The fiscal 1999 budget request would provide $920 million for the JSF, with engineering and manufacturing development slated to begin in 2001 and initial production in 2004. The services ultimately plan on buying nearly 3,000 JSFs at a total program cost likely in excess of $165 billion, making it potentially the Pentagon's largest program.
DoD officials insist that costs will be a major driver in decisions about the JSF's future. "We are clearly attempting to make affordability a major consideration with the Joint Strike Fighter, and to keep competition in that program as long as possible so that we can get maximum performance at a low cost," says Gansler.
The Pentagon's third major tactical aircraft program is the Navy's F/A-18E/F Super Hornet, a substantially altered variant of the current F/A-18 intended to replace F-14s, A-6Es and older F/A-18s on carrier decks.
DoD requested $3 billion for fiscal 1999 to procure 30 aircraft and $260 million for continued development.

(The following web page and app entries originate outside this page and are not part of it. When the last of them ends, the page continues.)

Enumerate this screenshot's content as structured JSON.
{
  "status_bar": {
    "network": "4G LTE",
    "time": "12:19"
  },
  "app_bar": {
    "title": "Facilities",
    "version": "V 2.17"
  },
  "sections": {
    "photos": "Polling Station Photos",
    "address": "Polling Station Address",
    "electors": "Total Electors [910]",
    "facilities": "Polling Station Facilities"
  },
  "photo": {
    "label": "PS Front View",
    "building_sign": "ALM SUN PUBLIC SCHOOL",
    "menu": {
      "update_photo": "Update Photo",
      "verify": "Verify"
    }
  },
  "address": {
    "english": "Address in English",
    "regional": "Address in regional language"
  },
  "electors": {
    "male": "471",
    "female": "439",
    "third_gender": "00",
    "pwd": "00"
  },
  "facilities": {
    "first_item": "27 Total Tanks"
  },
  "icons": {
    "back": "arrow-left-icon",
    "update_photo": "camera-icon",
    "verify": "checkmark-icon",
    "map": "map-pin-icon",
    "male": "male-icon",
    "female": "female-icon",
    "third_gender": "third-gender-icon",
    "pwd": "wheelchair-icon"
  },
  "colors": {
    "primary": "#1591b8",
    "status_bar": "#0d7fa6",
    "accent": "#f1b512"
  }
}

Prime contractor Boeing delivered the first 12 aircraft in fiscal 1997.
The planned buy of F/A-18E/Fs was reduced from 1,000 to somewhere between 548 and 785 in last year's Quadrennial Defense Review. The lower figure represents the current plan, and the higher number the buy if problems or delays crop up in the JSF program. Navy officials say cutting the size of the program should reduce overall costs from roughly $80 billion to $60 billion.
"By helping us retire F-14s and A-6s, and replacing them with Super Hornets, we're greatly reducing the total ownership costs of our aircraft fleet," Adm. Jay Johnson, chief of naval operations, told reporters recently.
The Pentagon also plans to spend $715 million in fiscal 1999 to buy seven more V-22 Ospreys (the first five were purchased in 1997), which are tilt-rotor, vertical takeoff and landing aircraft primarily designed to replace Marine Corps CH-46E and CH-53D helicopters. Built by a joint team of Textron's Bell Helicopter division and Boeing Vertol, the V-22 will perform airborne assault, vertical lift, combat search and rescue, and special operations missions. Under current plans, the Marine Corps will procure a total of 80 MV-22s over the next five years at a cost of $6.7 billion, while the Air Force will buy 19 CV-22s for roughly $1.4 billion.
Army Rotary Aircraft
The Army's top acquisition priority remains the ever-elusive RAH-66 Comanche armed reconnaissance helicopter, considered the linchpin in service efforts to begin replacing its aging fleet of Vietnam-era helicopters.
Specifically, the Comanche will replace the OH-58 scout and AH-1 Cobra attack aircraft. The Comanche, however, remains exhibit A in what happens to a program that is stretched out and delayed virtually into oblivion.
The Comanche program is currently limited to long-term prototype development, with the Army requesting $368 million in fiscal 1999. Airframe and avionics development is being conducted by a joint venture between United Technologies' Sikorsky Aircraft Division and Boeing Vertol, while engine development is being done by a partnership of Allied Signal and Allison Engine Co. Ultimately, the Army plans to procure 1,292 Comanches, but production is not scheduled to begin until 2004.
In the meantime, the Army is focusing on its Longbow Apache upgrade program, which would receive $634 million under fiscal 1999 plans (plus $346 million for 2,000 Longbow Hellfire missiles). Under the program, a portion of the Apache attack helicopter fleet will be equipped with mast-mounted fire control radars integrated by a team consisting of Lockheed Martin and Northrop Grumman, providing the selected craft with greatly enhanced survivability and a fire-and-forget Hellfire capability against enemy armored forces.
The Army has also requested $221 million in fiscal 1999 to buy an additional 22 Blackhawk UH-60 utility helicopters, built by Sikorsky Aircraft. The modern workhorse of the Army helicopter fleet, the twin-engine Blackhawk will be procured in batches of 10 each year through 2003 under current plans.